- Exercise details -
Search the entries below for "docx" and copy each matching line.

- Given entries -
=======

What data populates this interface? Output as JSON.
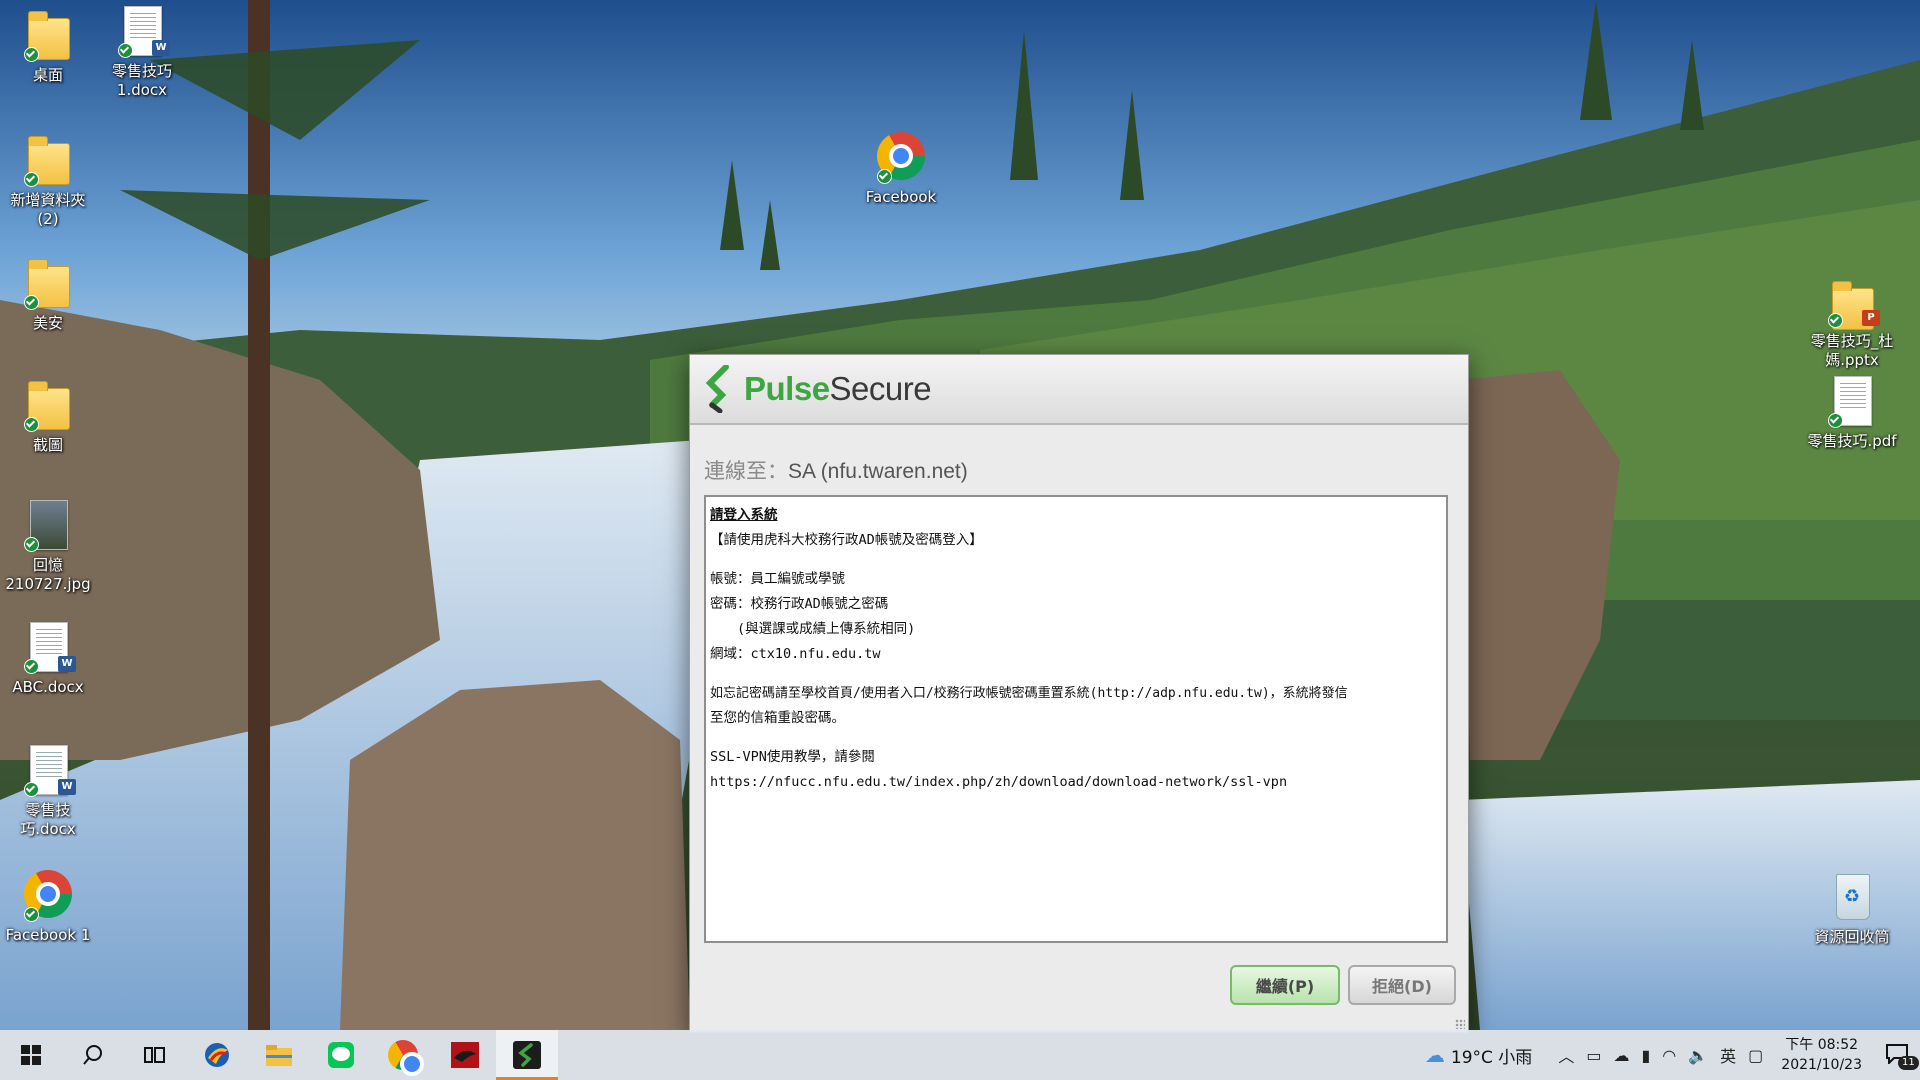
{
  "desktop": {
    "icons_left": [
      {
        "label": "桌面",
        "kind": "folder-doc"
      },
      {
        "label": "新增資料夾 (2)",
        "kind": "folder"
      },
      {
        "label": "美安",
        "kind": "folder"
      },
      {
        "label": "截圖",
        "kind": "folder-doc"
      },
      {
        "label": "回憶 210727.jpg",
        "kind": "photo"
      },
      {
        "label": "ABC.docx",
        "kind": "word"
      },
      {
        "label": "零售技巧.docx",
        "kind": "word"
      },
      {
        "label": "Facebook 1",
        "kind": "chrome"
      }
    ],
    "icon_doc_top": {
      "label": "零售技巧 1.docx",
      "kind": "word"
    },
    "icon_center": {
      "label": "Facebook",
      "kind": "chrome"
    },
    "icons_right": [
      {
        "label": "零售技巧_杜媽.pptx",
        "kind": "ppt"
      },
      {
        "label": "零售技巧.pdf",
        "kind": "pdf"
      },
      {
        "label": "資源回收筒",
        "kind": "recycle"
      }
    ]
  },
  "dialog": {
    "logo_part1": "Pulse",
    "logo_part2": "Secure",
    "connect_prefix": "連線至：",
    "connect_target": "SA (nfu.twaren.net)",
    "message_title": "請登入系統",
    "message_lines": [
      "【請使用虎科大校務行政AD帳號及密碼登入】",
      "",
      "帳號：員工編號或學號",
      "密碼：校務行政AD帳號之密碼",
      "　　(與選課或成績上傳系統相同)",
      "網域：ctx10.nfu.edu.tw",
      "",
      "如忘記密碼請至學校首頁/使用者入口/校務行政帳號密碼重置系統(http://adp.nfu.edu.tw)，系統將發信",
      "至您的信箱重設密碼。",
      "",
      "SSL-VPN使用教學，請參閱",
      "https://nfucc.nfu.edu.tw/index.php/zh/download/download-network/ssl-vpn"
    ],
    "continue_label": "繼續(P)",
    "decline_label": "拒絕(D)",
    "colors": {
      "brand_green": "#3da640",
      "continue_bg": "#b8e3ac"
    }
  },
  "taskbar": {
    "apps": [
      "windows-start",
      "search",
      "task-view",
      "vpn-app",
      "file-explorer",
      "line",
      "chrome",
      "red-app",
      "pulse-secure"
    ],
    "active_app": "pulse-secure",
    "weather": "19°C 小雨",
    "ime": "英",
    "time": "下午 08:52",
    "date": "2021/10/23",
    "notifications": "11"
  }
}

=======

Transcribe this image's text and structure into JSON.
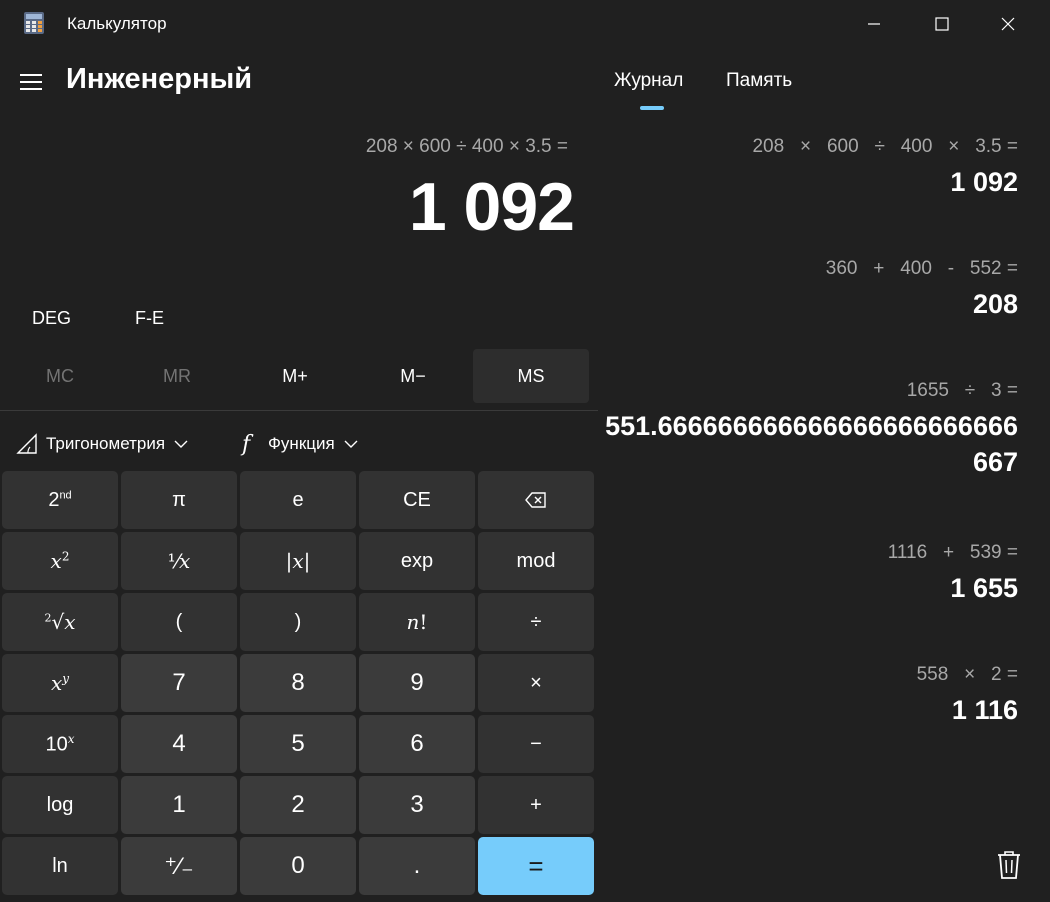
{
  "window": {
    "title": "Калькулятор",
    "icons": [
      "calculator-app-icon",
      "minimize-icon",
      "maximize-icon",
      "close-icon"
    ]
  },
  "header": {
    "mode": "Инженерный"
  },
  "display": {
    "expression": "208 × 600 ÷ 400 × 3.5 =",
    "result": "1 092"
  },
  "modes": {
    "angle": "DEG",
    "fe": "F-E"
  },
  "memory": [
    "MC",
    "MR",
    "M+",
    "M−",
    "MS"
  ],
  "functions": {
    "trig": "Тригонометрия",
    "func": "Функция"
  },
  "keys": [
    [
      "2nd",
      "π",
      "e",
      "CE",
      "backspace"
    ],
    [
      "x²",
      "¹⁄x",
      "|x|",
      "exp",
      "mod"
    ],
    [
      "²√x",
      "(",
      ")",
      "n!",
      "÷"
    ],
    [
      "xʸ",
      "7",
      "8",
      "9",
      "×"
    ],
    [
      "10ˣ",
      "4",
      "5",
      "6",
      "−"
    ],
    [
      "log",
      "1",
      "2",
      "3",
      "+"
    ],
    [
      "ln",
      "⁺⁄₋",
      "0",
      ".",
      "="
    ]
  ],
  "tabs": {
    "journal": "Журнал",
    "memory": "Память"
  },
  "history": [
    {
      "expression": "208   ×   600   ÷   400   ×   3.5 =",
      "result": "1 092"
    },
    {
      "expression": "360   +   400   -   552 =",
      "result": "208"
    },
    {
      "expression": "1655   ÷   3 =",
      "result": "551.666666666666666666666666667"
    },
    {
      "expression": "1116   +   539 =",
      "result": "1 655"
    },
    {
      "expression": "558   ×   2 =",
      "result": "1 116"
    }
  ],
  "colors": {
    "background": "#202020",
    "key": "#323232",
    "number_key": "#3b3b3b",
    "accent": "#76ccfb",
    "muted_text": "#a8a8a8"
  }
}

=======

- Output of the exercise -
        "label": "ABC.docx",
        "label": "零售技巧.docx",
      "label": "零售技巧 1.docx",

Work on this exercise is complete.